I think that these are really the two big takeaways from this vote. First past the post (FPTP) distorts voter intent and wastes all kinds of votes. It’s a great system for disengaging voters and creating apathy. But those of us who advocate for electoral reform need to figure what it will take to get apathetic voters to, well, cure their own apathy. It’s patently not enough to blog about insipid Toronto Star editorials or talk among other wonkish types about this stuff. If we want electoral reform we need to identify ways to make it relevant non-bloggers, non-nerds, non-poli-sci majors.
I guess the question now is how we go about building up some genuine grassroots feeling about this topic. How you get people to care about something as abstract as electoral reform in the midst of a deepening recession though is beyond me. Back to the drawing board.

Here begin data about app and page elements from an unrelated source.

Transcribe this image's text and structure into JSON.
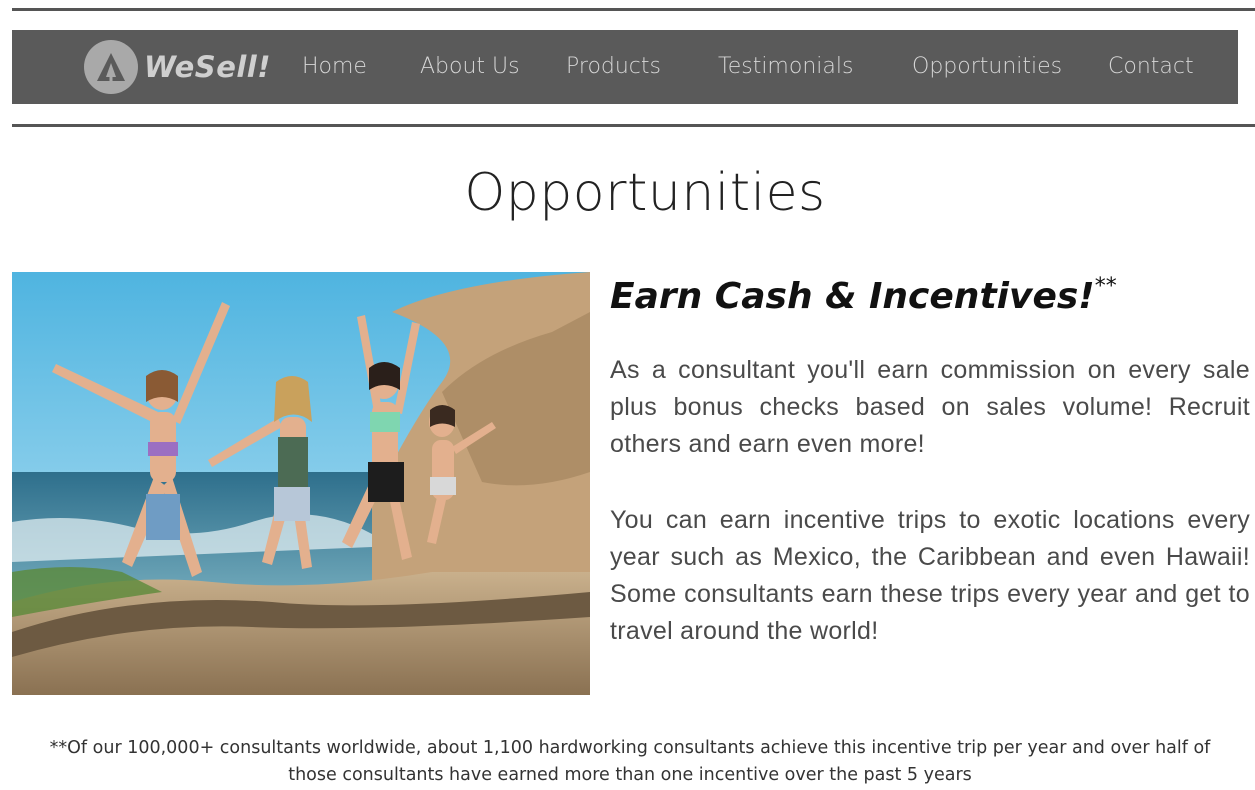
{
  "brand": {
    "name": "WeSell!"
  },
  "nav": {
    "items": [
      {
        "label": "Home"
      },
      {
        "label": "About Us"
      },
      {
        "label": "Products"
      },
      {
        "label": "Testimonials"
      },
      {
        "label": "Opportunities"
      },
      {
        "label": "Contact"
      }
    ]
  },
  "page": {
    "title": "Opportunities"
  },
  "content": {
    "headline": "Earn Cash & Incentives!",
    "headline_mark": "**",
    "paragraph1": "As a consultant you'll earn commission on every sale plus bonus checks based on sales volume! Recruit others and earn even more!",
    "paragraph2": "You can earn incentive trips to exotic locations every year such as Mexico, the Caribbean and even Hawaii! Some consultants earn these trips every year and get to travel around the world!"
  },
  "footnote": {
    "text": "**Of our 100,000+ consultants worldwide, about 1,100 hardworking consultants achieve this incentive trip per year and over half of those consultants have earned more than one incentive over the past 5 years"
  },
  "colors": {
    "navbar": "#5a5a5a",
    "nav_text": "#d6d6d6",
    "logo_circle": "#a9a9a9"
  }
}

In the meantime electoral reformers, enjoy Kraftwerk perfoming Autobahn live (Germany has PR, right?):